Web page and app entries:

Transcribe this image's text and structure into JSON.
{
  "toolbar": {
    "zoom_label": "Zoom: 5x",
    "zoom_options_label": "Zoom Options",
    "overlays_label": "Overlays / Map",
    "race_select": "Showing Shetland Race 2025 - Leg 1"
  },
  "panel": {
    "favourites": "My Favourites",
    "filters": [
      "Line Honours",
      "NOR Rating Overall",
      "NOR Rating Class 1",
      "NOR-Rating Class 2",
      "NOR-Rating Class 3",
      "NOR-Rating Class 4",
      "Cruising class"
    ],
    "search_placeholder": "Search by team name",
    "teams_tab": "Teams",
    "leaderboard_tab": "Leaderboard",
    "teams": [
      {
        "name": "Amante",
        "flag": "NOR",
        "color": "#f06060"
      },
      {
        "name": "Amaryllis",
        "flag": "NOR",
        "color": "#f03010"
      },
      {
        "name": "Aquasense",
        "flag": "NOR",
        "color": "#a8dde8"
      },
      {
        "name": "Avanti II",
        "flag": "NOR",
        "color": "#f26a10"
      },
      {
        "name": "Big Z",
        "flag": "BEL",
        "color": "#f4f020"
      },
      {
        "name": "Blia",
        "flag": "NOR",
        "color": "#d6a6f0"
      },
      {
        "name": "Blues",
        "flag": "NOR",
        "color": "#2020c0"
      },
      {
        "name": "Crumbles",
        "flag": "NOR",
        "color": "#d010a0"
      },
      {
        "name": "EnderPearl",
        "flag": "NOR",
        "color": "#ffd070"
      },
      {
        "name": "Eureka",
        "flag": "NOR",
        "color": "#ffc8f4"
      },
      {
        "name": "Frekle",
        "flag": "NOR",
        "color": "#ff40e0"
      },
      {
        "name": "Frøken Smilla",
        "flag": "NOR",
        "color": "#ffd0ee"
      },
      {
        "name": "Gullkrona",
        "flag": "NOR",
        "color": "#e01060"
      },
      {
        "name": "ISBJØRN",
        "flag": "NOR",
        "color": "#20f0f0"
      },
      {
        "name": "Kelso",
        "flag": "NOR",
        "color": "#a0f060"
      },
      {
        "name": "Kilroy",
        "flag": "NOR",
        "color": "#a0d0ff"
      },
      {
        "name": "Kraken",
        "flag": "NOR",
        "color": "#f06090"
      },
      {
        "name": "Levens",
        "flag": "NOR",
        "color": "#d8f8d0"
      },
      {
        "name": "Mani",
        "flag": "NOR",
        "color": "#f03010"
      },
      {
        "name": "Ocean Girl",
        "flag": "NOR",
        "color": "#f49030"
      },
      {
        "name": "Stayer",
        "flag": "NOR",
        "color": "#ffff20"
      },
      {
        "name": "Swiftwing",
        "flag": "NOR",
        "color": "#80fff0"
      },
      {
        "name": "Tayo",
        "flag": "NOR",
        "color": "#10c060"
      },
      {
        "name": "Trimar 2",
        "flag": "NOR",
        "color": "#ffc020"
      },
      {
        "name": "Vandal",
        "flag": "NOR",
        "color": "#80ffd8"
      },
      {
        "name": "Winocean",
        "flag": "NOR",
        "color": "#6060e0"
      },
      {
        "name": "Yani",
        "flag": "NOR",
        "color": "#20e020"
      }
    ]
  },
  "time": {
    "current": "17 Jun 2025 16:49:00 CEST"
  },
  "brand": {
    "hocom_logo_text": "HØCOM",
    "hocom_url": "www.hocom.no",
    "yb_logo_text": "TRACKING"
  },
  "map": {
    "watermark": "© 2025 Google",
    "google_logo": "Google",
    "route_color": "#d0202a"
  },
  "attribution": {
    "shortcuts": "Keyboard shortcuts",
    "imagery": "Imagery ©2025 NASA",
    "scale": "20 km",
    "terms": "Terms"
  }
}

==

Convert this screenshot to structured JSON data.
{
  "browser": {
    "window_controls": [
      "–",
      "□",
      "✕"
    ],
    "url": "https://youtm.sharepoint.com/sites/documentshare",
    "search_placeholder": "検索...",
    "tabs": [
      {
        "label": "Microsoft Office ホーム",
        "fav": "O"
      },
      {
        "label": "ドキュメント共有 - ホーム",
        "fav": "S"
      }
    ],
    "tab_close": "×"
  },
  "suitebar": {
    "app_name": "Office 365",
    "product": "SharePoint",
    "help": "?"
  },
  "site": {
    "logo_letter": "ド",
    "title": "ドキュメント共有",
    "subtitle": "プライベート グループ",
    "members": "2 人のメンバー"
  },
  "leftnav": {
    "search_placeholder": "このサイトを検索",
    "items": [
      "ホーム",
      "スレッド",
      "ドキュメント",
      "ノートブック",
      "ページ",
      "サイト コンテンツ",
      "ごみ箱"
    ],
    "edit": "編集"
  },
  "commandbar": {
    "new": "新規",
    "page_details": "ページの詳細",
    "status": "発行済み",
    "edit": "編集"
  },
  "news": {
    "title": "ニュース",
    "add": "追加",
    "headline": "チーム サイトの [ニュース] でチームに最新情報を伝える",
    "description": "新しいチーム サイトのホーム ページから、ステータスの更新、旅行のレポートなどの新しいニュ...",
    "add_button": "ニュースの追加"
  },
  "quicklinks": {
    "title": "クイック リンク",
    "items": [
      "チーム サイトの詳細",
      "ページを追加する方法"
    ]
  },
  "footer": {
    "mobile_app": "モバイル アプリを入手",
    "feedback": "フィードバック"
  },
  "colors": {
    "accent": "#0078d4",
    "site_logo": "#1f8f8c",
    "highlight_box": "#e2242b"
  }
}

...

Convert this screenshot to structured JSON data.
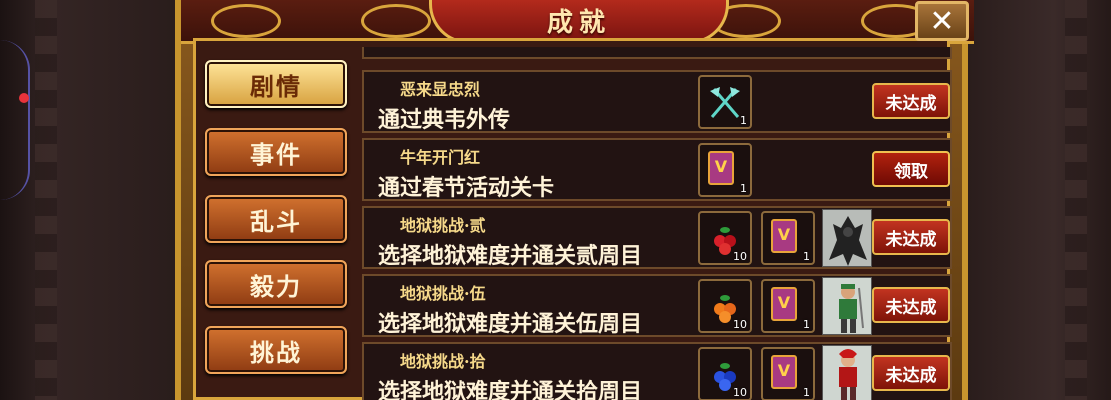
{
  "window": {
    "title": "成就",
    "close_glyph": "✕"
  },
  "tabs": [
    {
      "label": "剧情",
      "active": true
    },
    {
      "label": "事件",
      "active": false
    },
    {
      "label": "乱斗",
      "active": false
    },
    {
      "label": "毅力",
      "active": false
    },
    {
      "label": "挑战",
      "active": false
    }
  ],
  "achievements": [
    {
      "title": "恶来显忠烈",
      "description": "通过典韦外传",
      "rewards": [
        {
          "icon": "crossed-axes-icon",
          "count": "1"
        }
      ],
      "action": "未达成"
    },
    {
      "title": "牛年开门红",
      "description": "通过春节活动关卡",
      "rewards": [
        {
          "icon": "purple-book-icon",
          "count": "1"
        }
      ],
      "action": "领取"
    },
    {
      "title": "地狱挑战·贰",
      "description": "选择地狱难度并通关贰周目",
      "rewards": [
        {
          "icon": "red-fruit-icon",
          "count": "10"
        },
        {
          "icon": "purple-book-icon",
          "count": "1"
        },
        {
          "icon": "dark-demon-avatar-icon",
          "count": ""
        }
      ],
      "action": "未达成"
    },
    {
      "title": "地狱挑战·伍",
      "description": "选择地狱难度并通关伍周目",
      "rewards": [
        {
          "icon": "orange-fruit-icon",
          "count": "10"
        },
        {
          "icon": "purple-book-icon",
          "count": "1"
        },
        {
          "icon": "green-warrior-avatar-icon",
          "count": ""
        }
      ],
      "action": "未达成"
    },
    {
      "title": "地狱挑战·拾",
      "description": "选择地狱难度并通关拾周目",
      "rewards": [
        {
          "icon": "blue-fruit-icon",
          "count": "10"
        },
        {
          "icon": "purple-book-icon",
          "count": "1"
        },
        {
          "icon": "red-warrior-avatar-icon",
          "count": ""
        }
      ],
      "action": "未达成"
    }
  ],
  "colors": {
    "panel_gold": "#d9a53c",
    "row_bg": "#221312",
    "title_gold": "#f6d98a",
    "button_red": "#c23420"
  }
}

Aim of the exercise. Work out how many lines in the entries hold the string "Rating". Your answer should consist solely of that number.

Exercise solution. 5